Jekyll and Hyde Essay (#3)
English III- Dr. Abate
October 14, 2014
Presence of Architectural Elements In the Novella, Strange Case of Jekyll and Hyde by Robert Louis Stevenson, many architectural elements are used to portray underlying symbolism. Although they may seem like ordinary doors, windows, and keys these objects hold much deeper meaning. This use of architectural objects is a strong theme throughout the story. Three specific examples include the two entrances to Dr. Jekyll's home, the door to his cabinet, and Hyde’s key.
The first chapter of the book is entitled “Story of the Door”. First, doors are a method of concealment, and people often use them to keep things hidden. "The street was small and what is called quiet" (Stevenson 2). Jekyll is keeping something quiet as well. His front door is very prestigious and goes along well with his upstanding reputation. On other hand, the door in which Mr. Hyde enters is scratched and stained. This relates to him as a person.

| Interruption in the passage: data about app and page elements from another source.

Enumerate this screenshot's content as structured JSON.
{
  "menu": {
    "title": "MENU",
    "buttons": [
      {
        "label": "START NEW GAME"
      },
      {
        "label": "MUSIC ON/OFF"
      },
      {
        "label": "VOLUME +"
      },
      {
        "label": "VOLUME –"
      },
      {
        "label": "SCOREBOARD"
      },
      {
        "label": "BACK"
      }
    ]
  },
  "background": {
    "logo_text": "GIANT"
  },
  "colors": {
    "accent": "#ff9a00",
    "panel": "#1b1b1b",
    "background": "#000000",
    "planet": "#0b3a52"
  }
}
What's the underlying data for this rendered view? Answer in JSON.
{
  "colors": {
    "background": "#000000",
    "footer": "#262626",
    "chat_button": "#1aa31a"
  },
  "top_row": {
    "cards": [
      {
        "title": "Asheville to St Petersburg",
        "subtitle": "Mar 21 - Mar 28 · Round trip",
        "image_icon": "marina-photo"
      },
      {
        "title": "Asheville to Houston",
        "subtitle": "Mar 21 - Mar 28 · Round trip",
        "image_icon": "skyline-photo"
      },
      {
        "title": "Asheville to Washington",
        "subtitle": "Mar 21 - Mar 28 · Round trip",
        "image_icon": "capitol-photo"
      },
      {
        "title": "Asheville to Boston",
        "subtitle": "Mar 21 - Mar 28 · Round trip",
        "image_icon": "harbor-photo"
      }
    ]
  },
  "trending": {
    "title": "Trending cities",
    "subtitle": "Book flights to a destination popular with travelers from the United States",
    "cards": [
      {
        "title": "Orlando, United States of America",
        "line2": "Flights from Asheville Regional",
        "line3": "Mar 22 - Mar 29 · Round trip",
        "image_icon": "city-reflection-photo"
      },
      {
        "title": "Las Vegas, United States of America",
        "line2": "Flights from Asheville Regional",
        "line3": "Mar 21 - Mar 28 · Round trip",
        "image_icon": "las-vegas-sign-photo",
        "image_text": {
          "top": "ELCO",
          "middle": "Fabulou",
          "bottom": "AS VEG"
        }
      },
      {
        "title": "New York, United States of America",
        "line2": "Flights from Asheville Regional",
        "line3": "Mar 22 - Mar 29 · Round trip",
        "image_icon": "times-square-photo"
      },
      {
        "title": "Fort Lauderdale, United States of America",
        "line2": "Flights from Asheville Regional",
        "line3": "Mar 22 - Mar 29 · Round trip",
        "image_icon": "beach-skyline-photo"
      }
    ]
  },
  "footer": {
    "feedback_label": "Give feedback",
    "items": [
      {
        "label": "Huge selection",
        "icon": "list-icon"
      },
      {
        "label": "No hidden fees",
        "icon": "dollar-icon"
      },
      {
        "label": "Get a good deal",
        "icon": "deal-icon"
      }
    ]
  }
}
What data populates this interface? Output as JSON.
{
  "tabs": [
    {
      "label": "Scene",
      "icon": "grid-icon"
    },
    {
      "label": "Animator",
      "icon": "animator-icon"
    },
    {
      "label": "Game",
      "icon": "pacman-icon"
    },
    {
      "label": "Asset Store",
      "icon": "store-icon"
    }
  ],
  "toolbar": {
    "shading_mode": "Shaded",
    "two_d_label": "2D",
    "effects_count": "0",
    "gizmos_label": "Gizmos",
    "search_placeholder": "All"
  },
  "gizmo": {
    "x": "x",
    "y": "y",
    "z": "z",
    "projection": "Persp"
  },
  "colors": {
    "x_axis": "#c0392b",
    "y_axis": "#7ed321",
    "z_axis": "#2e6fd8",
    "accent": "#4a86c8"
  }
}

Another strong symbol is the door leading to Dr. Jekyll’s cabinet, or office. Specifically the color of the door, which is red. When thinking of the color red, people often relate it to anger and other negative traits. Dr. Jekyll is repressing many negative thoughts and emotions. "The door was very strong, the lock excellent; the carpenter avowed would have great trouble and have to do much damage, if force were to be used; and the locksmith was near despair" (Stevenson 54). The